**EXERCISE INSTRUCTIONS**
Each record, in full, must be restated word for word.

*** Opening RECORDS PROVIDED ***

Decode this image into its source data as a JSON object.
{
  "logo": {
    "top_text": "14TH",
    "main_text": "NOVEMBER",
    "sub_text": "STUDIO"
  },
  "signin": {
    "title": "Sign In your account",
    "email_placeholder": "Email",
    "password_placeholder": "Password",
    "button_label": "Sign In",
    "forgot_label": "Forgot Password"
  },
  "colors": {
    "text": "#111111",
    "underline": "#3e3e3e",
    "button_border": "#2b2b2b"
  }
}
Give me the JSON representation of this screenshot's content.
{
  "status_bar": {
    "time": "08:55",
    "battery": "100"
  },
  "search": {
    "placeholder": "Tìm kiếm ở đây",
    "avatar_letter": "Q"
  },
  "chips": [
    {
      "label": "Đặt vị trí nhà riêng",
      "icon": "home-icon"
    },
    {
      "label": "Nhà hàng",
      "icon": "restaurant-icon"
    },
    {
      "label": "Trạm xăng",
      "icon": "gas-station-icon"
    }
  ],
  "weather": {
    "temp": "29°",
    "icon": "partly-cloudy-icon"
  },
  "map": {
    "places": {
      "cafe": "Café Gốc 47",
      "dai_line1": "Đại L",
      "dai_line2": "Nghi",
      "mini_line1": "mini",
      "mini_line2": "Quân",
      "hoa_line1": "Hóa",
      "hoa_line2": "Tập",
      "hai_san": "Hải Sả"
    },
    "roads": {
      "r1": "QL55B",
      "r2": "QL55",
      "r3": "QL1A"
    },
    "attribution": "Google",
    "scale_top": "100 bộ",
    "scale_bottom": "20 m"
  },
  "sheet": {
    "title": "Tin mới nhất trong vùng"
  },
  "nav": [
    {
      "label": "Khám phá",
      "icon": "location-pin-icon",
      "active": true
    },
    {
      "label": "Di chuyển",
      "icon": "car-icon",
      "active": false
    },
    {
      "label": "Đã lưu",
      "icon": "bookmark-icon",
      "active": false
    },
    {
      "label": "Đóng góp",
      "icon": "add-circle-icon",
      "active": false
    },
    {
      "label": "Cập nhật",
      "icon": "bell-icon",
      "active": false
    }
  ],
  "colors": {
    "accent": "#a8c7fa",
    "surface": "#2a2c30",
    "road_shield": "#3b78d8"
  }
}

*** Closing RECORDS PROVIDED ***

**WRITTEN SOLUTION**
Decode this image into its source data as a JSON object.
{
  "logo": {
    "top_text": "14TH",
    "main_text": "NOVEMBER",
    "sub_text": "STUDIO"
  },
  "signin": {
    "title": "Sign In your account",
    "email_placeholder": "Email",
    "password_placeholder": "Password",
    "button_label": "Sign In",
    "forgot_label": "Forgot Password"
  },
  "colors": {
    "text": "#111111",
    "underline": "#3e3e3e",
    "button_border": "#2b2b2b"
  }
}
Give me the JSON representation of this screenshot's content.
{
  "status_bar": {
    "time": "08:55",
    "battery": "100"
  },
  "search": {
    "placeholder": "Tìm kiếm ở đây",
    "avatar_letter": "Q"
  },
  "chips": [
    {
      "label": "Đặt vị trí nhà riêng",
      "icon": "home-icon"
    },
    {
      "label": "Nhà hàng",
      "icon": "restaurant-icon"
    },
    {
      "label": "Trạm xăng",
      "icon": "gas-station-icon"
    }
  ],
  "weather": {
    "temp": "29°",
    "icon": "partly-cloudy-icon"
  },
  "map": {
    "places": {
      "cafe": "Café Gốc 47",
      "dai_line1": "Đại L",
      "dai_line2": "Nghi",
      "mini_line1": "mini",
      "mini_line2": "Quân",
      "hoa_line1": "Hóa",
      "hoa_line2": "Tập",
      "hai_san": "Hải Sả"
    },
    "roads": {
      "r1": "QL55B",
      "r2": "QL55",
      "r3": "QL1A"
    },
    "attribution": "Google",
    "scale_top": "100 bộ",
    "scale_bottom": "20 m"
  },
  "sheet": {
    "title": "Tin mới nhất trong vùng"
  },
  "nav": [
    {
      "label": "Khám phá",
      "icon": "location-pin-icon",
      "active": true
    },
    {
      "label": "Di chuyển",
      "icon": "car-icon",
      "active": false
    },
    {
      "label": "Đã lưu",
      "icon": "bookmark-icon",
      "active": false
    },
    {
      "label": "Đóng góp",
      "icon": "add-circle-icon",
      "active": false
    },
    {
      "label": "Cập nhật",
      "icon": "bell-icon",
      "active": false
    }
  ],
  "colors": {
    "accent": "#a8c7fa",
    "surface": "#2a2c30",
    "road_shield": "#3b78d8"
  }
}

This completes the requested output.